“God does not change, but He uses change – to change us. He sends us on journeys that bring us to the end of ourselves. We often feel out of control, yet if we embrace His leading, we may find ourselves on the ride of our lives.” – Jen Hatmaker
Just over six weeks ago, our family grew again with the birth of Caroline Elizabeth, so I am writing here in hopes of capturing the experience before time blurs the details. I am exhausted in every sense of the word, but I am also so deeply grateful for the sleepless nights and strong cries. They bring me to tears in all the right ways…a gift I could never have understood without my experience with Eliza and all its complications.
As I’ve said before, I was nervous going into Caroline’s birth and so hopeful it would happen on its own. When my water broke at 3am five days before her due date, I was thrilled. I felt like it was a sign it was all going to unfold without the medical interventions we had required before. And in the beginning, it did. But hours into the labor, two nurses came to tell me to move onto my side since the baby’s heart rate was dipping. Within minutes, another nurse arrived, along with the on-call OB from the hospital. I wanted so badly to remain calm, to trust that it was all going to be fine. Instead, I found myself unable to stop the tears from pooling into my oxygen mask. For the next several hours, it seemed as though my room was never empty of hospital staff.
Despite efforts to stop the contractions and give the baby a rest, I wasn’t responding as well as the doctors had hoped. I was given an early epidural and counseled on keeping an open mind to the safest options for me and baby. Suddenly, I was facing the very real possibility of surgery. And once again, I felt so desperately out of control, unable to protect this precious new life. This was the opposite of how I imagined this labor to go. Soon after, in a game-time decision between stopping my labor again or trying to deliver before her heart rate got too low, I was pushing. It was without my doctor, without my mom, and without any guarantee that it would all be okay. And then there she was. On my chest. Crying.
I still couldn’t trust it. I asked about her tone. I asked about her color. I asked about the strength of her cry. I wanted a guarantee I knew you can never really get. And then slowly, I let myself breathe again. And I let myself look at her…and look at Derrick. I felt the wave of relief wash over me until I was shaking in its wake, overwhelmed with gratitude and wonder.
The rest of our stay was like a dream (a good one this time). There were moments of pure joy, watching Derrick hold her for the first time or marveling at how quickly and eagerly she began to nurse. There were precious reunions with so many of the women who instrumentally carried us through our time in the NICU…the feeding specialist, the lactation consultant, the NICU nurses, the concierge, and even my labor and delivery recovery nurse. And of course, there was the chocolate cake I ate every day for more than five weeks that tasted exactly as good as I remembered.
But there was also the hallway…the one I stood in when Derrick and the nurse practitioner walked towards me without my baby Eliza. It was the strangest thing…making a coffee in the same exact machine I came to know so well and realizing where I stood. Remembering what happened there and feeling it so completely more than two years later. Every detail is still so painfully clear. Every. Single. One.

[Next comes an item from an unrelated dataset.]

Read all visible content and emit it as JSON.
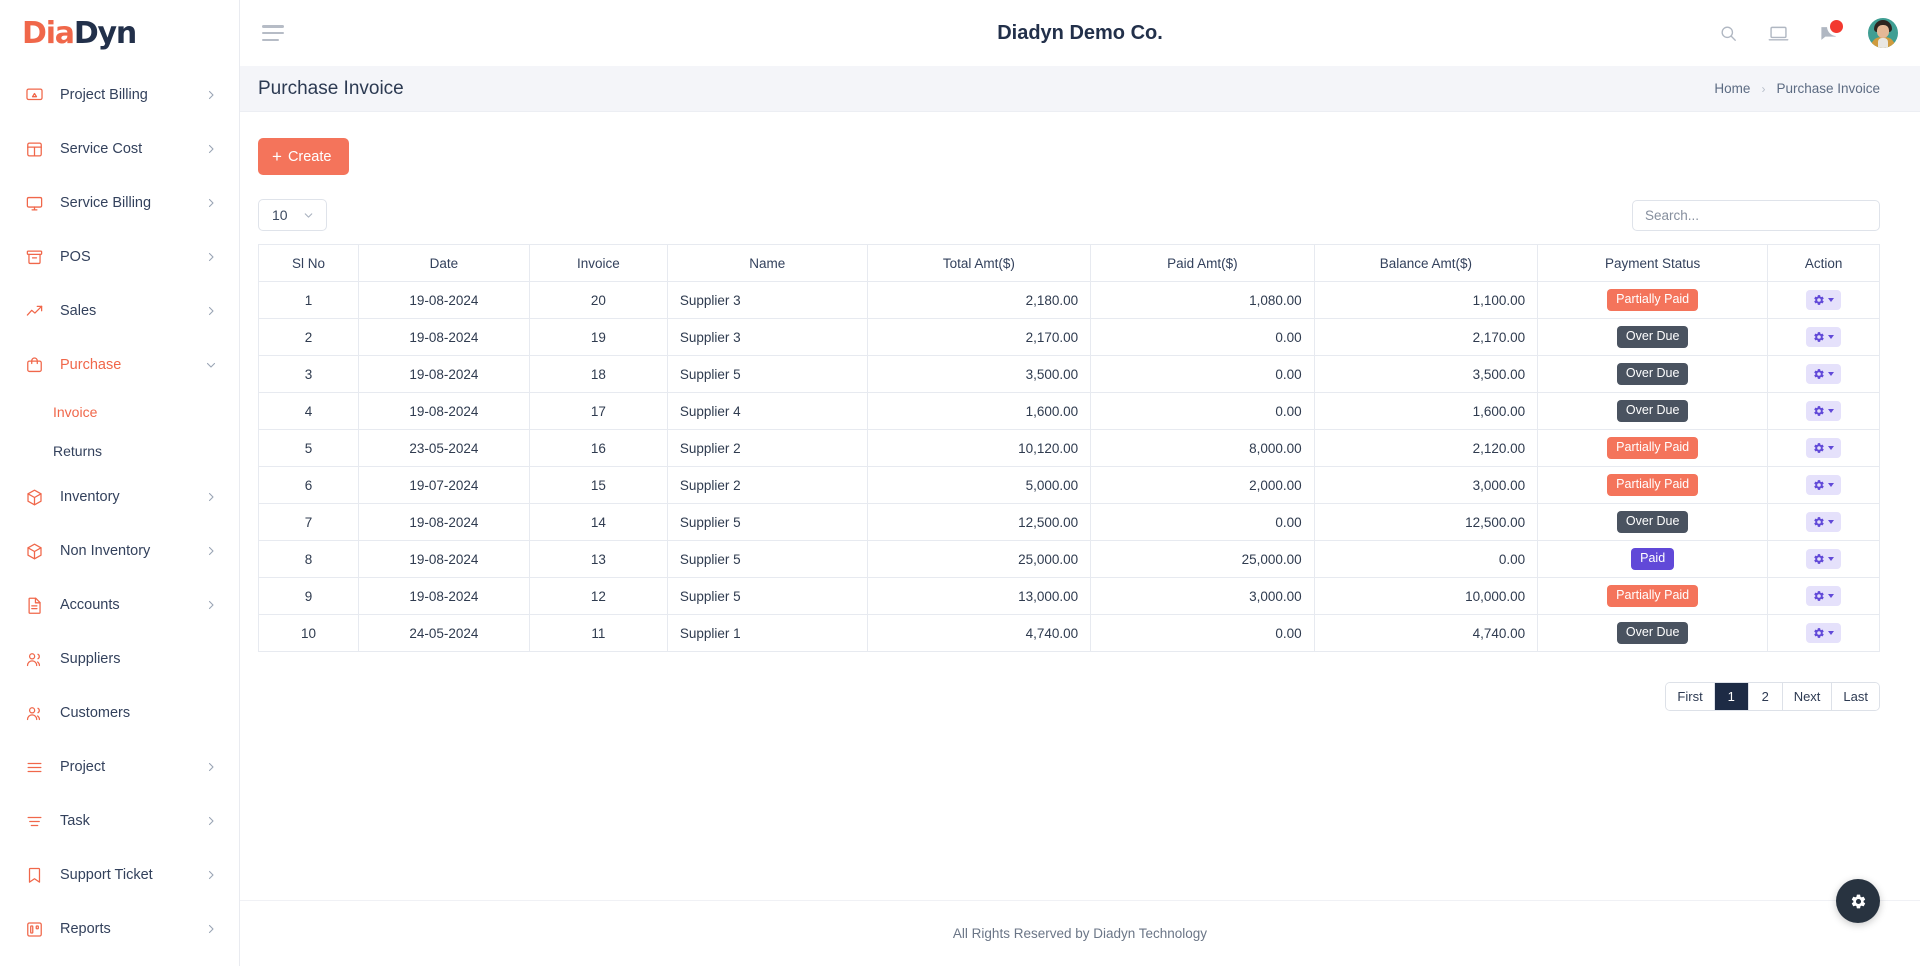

On our way out, the amazing nurse we had for both of our recovery days led us through the double doors and into the wing that was our home at the hospital. Our old room was occupied by a recovering family, and I was able to briefly glimpse inside as the new grandparents headed in. The entire wing that was so recently the back-up had been transformed into a spa-like retreat for parents fresh out of labor. But the fresh paint and marble countertops could not gloss over the vividness of my memories or the tears I shed there daily. It was a place of coming apart and coming together, and I will never forget it exactly as it was. My life changed there. I changed there.
And there I was in the same spot my world was rocked, standing on the precipice of yet another life-changing event. Our little unit had grown again, and we were embarking on a new journey as a family of five. We’re not far into it yet, but so far, it’s as crazy and exhausting and awe-inspiring as the last two. But the journey thus far is different because we are different. We are better at rolling with the punches, better at calling out all the good, and (I hope) wiser parents and kinder partners through the rollercoaster of this newborn stage. Eliza was the catalyst of that transformation, and I am so thankful for it. Because among all the lessons we’ve learned along the way, we know that this rollercoaster is just a part of what is without a doubt the ride of our lives.